Among young Southern Baptists today, Dispensationalism is on the decline and diversity is the norm. Whenever I talk to young guys about their eschatology, they run the spectrum from amillennial, to historic premillennial, to post-tribulation Rapture, to partial preterism. I’ve even met a couple of postmillennial Southern Baptists (a happy, hopeful minority!). But I meet very few traditional Dispensationalists. Left Behind was perhaps the best and worst thing to ever happen to Dispensationalism. The books popularized it for the masses and made it a punchline for the next generation.
5. Younger Southern Baptists are focused more on local church ministry and less on Convention meetings.

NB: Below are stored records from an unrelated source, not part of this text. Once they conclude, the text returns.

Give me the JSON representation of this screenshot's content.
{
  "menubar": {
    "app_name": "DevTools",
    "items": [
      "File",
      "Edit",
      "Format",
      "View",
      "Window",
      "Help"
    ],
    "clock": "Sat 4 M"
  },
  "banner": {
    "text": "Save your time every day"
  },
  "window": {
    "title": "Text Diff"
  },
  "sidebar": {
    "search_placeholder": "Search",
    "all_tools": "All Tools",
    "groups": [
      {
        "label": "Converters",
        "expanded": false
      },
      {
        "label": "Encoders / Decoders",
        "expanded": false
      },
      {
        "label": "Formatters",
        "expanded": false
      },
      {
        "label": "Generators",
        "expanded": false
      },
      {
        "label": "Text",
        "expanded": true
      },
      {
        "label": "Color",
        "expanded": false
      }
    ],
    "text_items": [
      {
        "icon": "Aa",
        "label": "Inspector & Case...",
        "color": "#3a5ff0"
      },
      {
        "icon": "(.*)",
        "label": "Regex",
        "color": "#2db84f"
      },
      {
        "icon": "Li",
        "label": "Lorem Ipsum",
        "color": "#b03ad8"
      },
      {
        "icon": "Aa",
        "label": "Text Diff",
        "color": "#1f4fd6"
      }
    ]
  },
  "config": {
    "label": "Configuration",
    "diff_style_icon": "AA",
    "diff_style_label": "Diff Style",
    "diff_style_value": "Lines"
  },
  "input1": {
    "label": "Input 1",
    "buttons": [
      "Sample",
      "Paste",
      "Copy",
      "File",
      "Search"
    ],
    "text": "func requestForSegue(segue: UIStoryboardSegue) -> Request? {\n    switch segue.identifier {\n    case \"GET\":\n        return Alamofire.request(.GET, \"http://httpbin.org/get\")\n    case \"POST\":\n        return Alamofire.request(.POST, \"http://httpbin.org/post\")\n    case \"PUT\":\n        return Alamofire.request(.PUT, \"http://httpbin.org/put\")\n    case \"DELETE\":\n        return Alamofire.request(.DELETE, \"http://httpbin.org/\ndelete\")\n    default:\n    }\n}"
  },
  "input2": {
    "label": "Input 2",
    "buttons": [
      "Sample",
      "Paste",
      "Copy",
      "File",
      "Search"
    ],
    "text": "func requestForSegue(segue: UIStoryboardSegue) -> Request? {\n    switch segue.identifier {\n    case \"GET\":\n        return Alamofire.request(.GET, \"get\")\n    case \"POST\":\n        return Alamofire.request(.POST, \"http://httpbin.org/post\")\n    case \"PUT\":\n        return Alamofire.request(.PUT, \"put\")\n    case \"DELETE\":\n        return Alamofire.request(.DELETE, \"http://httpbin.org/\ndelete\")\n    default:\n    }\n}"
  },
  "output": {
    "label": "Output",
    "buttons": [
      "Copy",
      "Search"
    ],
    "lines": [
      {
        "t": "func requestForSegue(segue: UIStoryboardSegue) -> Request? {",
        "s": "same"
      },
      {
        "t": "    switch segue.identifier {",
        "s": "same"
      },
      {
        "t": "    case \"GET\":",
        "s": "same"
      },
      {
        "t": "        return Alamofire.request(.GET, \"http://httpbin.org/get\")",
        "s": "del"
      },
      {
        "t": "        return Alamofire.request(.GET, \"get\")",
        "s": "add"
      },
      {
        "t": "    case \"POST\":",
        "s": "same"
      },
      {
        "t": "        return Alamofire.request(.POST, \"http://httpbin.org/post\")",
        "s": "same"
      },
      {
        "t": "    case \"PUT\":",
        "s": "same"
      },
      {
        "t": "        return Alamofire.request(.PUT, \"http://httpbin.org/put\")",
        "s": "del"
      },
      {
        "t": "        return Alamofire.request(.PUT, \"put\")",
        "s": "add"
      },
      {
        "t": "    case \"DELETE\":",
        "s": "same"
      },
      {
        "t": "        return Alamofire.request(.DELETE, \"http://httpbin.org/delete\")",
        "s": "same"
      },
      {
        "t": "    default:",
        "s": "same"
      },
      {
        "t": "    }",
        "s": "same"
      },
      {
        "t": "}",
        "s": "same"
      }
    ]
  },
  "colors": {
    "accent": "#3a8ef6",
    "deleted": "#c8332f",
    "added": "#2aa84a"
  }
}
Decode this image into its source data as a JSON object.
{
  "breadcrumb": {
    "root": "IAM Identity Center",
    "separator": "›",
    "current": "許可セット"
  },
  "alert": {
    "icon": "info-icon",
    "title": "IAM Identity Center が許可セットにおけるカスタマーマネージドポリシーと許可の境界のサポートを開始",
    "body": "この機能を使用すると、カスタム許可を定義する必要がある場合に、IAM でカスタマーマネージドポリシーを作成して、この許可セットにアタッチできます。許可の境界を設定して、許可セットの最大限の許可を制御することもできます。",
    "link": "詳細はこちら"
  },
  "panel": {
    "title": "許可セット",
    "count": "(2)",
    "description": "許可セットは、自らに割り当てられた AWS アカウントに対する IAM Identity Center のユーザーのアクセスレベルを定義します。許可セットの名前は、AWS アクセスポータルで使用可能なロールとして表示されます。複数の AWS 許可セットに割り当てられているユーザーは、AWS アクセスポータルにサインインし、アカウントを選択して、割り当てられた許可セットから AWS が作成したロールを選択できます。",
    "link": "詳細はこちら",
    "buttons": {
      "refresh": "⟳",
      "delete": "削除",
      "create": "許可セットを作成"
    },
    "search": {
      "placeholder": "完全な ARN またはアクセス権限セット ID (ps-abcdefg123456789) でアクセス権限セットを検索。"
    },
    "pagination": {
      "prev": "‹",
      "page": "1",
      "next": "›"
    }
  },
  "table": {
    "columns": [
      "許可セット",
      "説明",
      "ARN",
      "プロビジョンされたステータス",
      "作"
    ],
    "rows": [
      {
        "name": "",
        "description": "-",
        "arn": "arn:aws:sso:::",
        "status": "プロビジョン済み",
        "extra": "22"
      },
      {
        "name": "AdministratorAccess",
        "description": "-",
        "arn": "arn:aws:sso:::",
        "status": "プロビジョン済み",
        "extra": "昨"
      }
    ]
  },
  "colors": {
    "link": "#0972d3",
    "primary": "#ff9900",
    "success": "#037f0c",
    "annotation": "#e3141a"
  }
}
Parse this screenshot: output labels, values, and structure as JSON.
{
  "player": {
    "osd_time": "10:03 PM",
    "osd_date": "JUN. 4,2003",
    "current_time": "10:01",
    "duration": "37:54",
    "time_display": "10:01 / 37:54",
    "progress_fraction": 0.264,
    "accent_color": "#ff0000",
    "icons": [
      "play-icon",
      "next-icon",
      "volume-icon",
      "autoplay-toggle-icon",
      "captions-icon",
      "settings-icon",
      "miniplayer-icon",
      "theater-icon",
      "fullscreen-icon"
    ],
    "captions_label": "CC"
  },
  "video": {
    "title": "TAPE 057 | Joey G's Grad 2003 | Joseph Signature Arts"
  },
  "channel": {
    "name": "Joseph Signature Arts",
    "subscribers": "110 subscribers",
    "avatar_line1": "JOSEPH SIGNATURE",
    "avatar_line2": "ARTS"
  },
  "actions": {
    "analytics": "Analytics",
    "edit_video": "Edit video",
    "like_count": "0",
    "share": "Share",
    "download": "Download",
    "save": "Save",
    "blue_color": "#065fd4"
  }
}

Last summer, several older pastors noted the difference in atmosphere between the Convention meeting in Houston and the SEND North America conference at Prestonwood. The Convention meeting was sparsely attended and largely filled with denominational protocol, entity reports, and voting sessions. SEND North America was overflowing with energy, excitement, and the schedule was filled with breakout sessions that ran the gamut from church revitalization to church planting to counseling, etc. It was far more multigenerational, far less formal, and designed around pastoral equipping.
As a young Southern Baptist, I find Wax’s observations spot on. My acquaintances within the convention around my age all fit the findings within this article. There is one thing that is not mentioned in the blogpost that is underneath these observations – there is a major rift between the younger generation and the older generation. Many (not all) in the older generation see the younger as being “radical” and pushing the envelope too much whereas the younger tend to be view the older as being too staunch in tradition. However, both generations want the same thing – the gospel to be spread. The question I am continuously asking is: How do we overcome the barrier and partner for the sake of the gospel?